What is a Worker-Cooperative?
A cooperative is a voluntary association of people who come together to meet their shared goals through a jointly-owned and democratically governed enterprise. In the United States, many people are members of consumer coops like cooperative grocery stores, and financial coops such as credit unions. Customers are the members of consumer and financial cooperatives. In a worker cooperative, employees are the members.
In worker cooperatives, each worker owns an equal share of the business. When workers join the cooperative, they invest a set amount of money into the business. This is referred to as a buy-in. This entitles them to share in company profit and to vote on company decisions such as budgets, compensation, and business strategy.
While all cooperatives are democratically governed, their management structures vary from flat collectives to more traditional hierarchies. A Yard & A Half employs a centralized management team to execute the cooperative’s business strategy and to make sure that day to day operations run smoothly. However, because every worker-owner has a stake in the coop’s success, worker-owners have more autonomy, authority, and responsibility than workers in similar roles in conventional landscaping firms.
At the end of each year, worker-owners are allocated a portion of the business’s profit or “surplus,” based on the amount of work they contributed to the coop in that year. Worker-owners vote on how to distribute this money, including what to use for employee bonuses, equipment purchases, and other expenses to grow the business. Worker-owners also share the responsibility and expense if the business is doing poorly or losing money.
When worker-owners leave, they must sell back their share to the cooperative at the original purchase price.
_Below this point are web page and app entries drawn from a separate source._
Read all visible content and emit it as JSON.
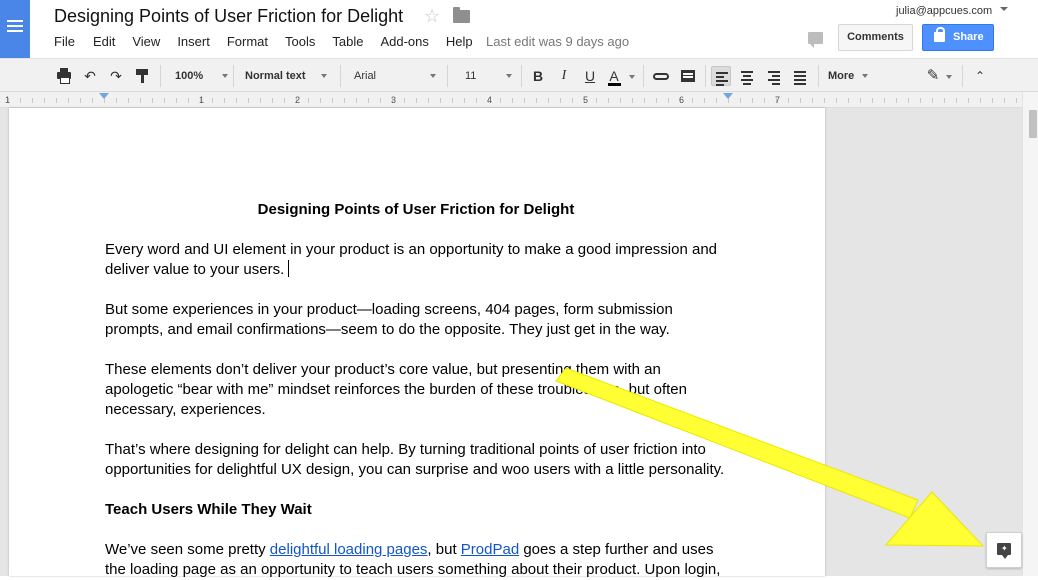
{
  "header": {
    "title": "Designing Points of User Friction for Delight",
    "menu": [
      "File",
      "Edit",
      "View",
      "Insert",
      "Format",
      "Tools",
      "Table",
      "Add-ons",
      "Help"
    ],
    "last_edit": "Last edit was 9 days ago",
    "account": "julia@appcues.com",
    "comments_label": "Comments",
    "share_label": "Share"
  },
  "toolbar": {
    "zoom": "100%",
    "style": "Normal text",
    "font": "Arial",
    "size": "11",
    "more": "More",
    "bold": "B",
    "italic": "I",
    "underline": "U",
    "text_color": "A"
  },
  "ruler": {
    "labels": [
      "1",
      "1",
      "2",
      "3",
      "4",
      "5",
      "6",
      "7"
    ]
  },
  "document": {
    "title": "Designing Points of User Friction for Delight",
    "paragraphs": [
      [
        "Every word and UI element in your product is an opportunity to make a good impression and",
        "deliver value to your users."
      ],
      [
        "But some experiences in your product—loading screens, 404 pages, form submission",
        "prompts, and email confirmations—seem to do the opposite. They just get in the way."
      ],
      [
        "These elements don’t deliver your product’s core value, but presenting them with an",
        "apologetic “bear with me” mindset reinforces the burden of these troublesome, but often",
        "necessary, experiences."
      ],
      [
        "That’s where designing for delight can help. By turning traditional points of user friction into",
        "opportunities for delightful UX design, you can surprise and woo users with a little personality."
      ]
    ],
    "section_heading": "Teach Users While They Wait",
    "last_para": {
      "prefix": "We’ve seen some pretty ",
      "link1": "delightful loading pages",
      "mid": ", but ",
      "link2": "ProdPad",
      "suffix": " goes a step further and uses",
      "line2": "the loading page as an opportunity to teach users something about their product. Upon login,"
    }
  },
  "colors": {
    "brand_blue": "#4a86e8",
    "share_blue": "#4d90fe",
    "link_blue": "#1155cc",
    "annotation_yellow": "#ffff33"
  },
  "icons": [
    "docs-logo-icon",
    "star-icon",
    "folder-icon",
    "chat-icon",
    "lock-icon",
    "print-icon",
    "undo-icon",
    "redo-icon",
    "paint-format-icon",
    "link-icon",
    "insert-comment-icon",
    "align-left-icon",
    "align-center-icon",
    "align-right-icon",
    "align-justify-icon",
    "pen-icon",
    "collapse-icon",
    "explore-icon"
  ]
}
Shares cannot be sold, transferred, gifted, or inherited, so control of the cooperative always remains in the hands of the current worker-owners.